The Financial Conduct Authority (FCA) will today implement new rules on overdrafts as part of a wide-ranging shake-up of the market.
The new rules set out by the regulator mean overdrafts will now no longer be listed under ‘available funds’ in a person’s bank account in an effort to clarify that an overdraft is a form of credit rather than a customer’s own money.
The change is designed to reduce confusion over consumer bank balances and prevent people from accidentally using their overdraft.
New pricing rules are also scheduled to come into force in April next year which will prevent banks from charging higher fees for unarranged overdrafts than arranged ones, fixed fees for borrowing through an overdraft will also be banned.
The pricing structures will also require banks to advertise the fees for arranged overdrafts with an annual percentage rate (APR) to allow customers to more easily compare them with other forms of credit.

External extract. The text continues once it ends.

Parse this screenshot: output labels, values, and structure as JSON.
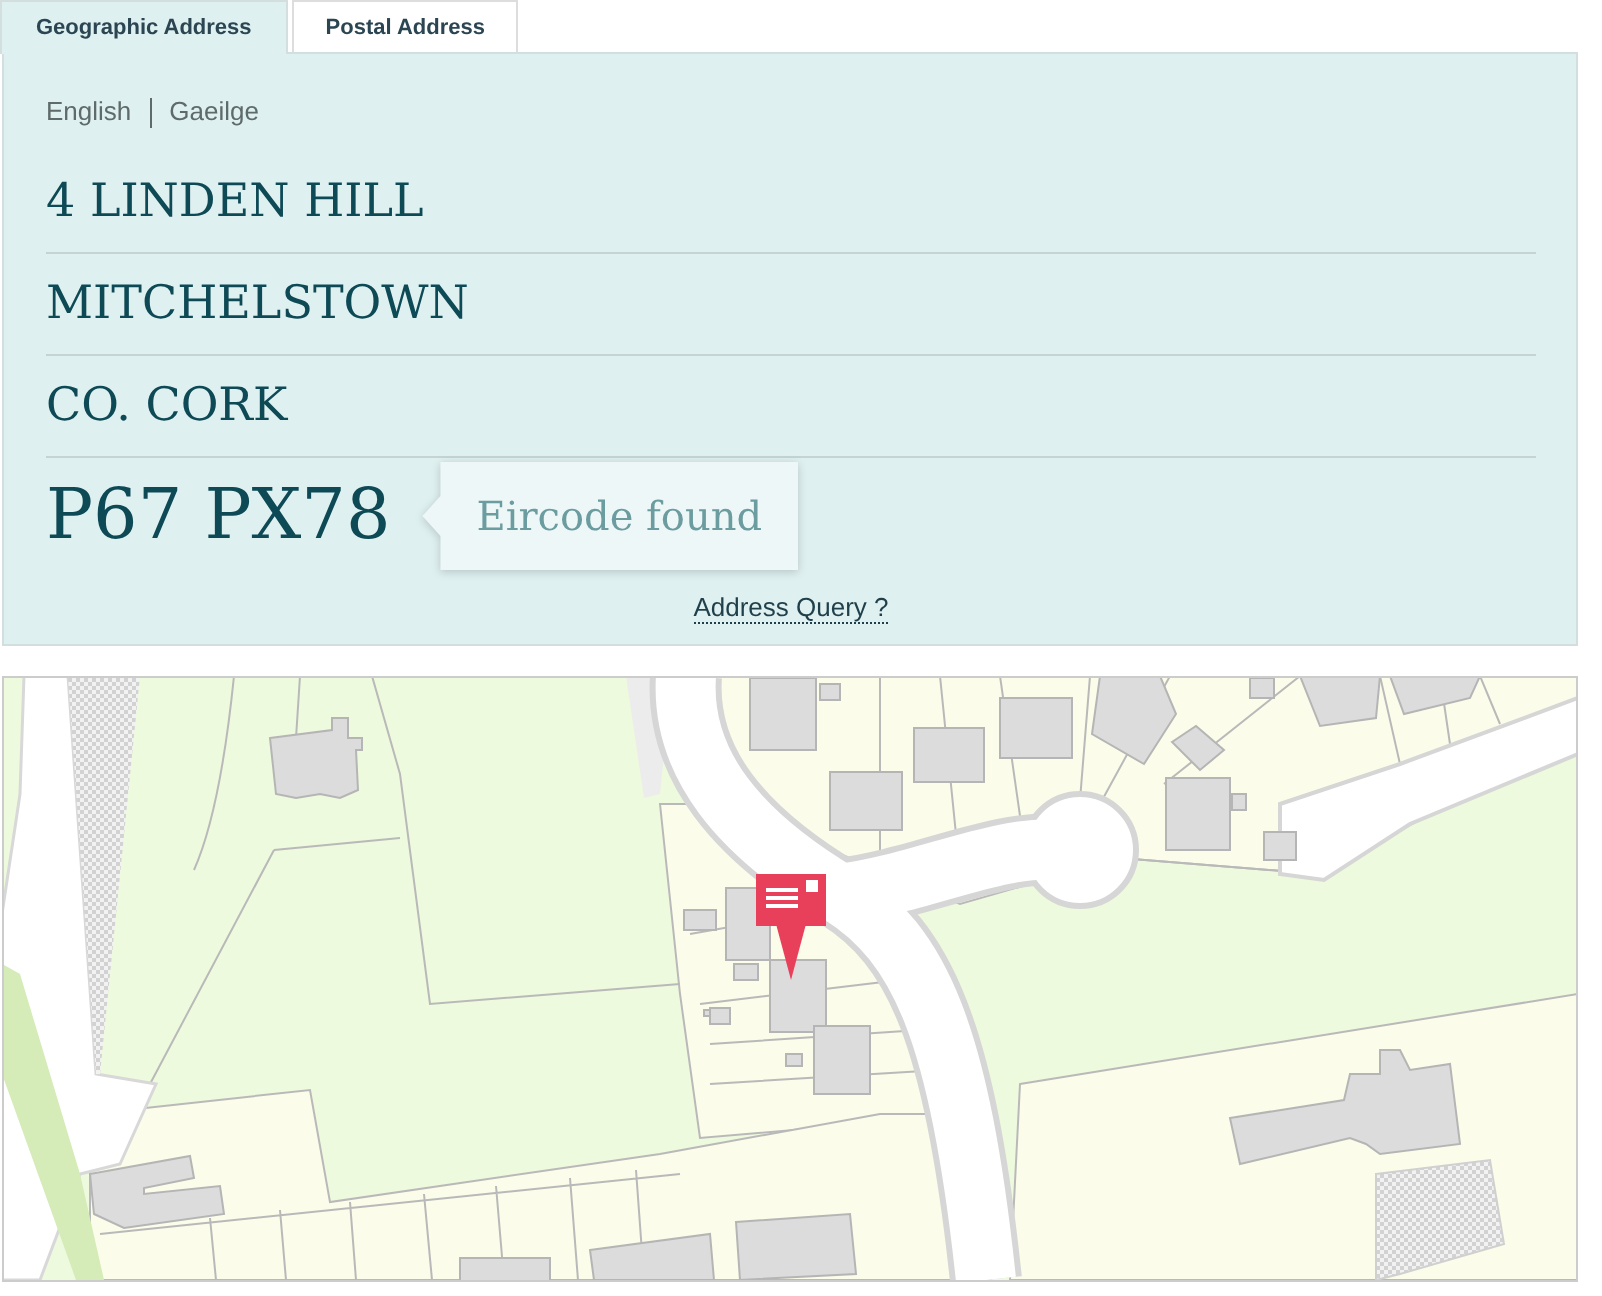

“A radical overhaul of the overdraft market to make it fairer and more transparent, was something that was long overdue”, said Salman Haqqi, a personal finance expert at price comparison website money.co.uk.
“The FCA correctly pointed out that a disproportionately high number of vulnerable customers are going into unarranged overdraft and being hit by excessively high fees. The overdraft market needed shaking-up, and these reforms, to ban daily fixed fees, and stop firms charging higher fees for unauthorised overdrafts, will go some way to creating a system that is fair to all and easier to understand.”
However, Haqqi said “one disappointment” as a result of the new rules was that most banks had already hiked their overdraft fees in advance and that without a revenue source from unplanned overdraft fees they may also decide to hike fees on other products.
One such culprit is HSBC Holdings PLC (LON:HSBA), which is planning to introduce a blanket overdraft charge of 39.9% across its adult current accounts from 14 March, following the lead of Nationwide which introduced a similar rate in November.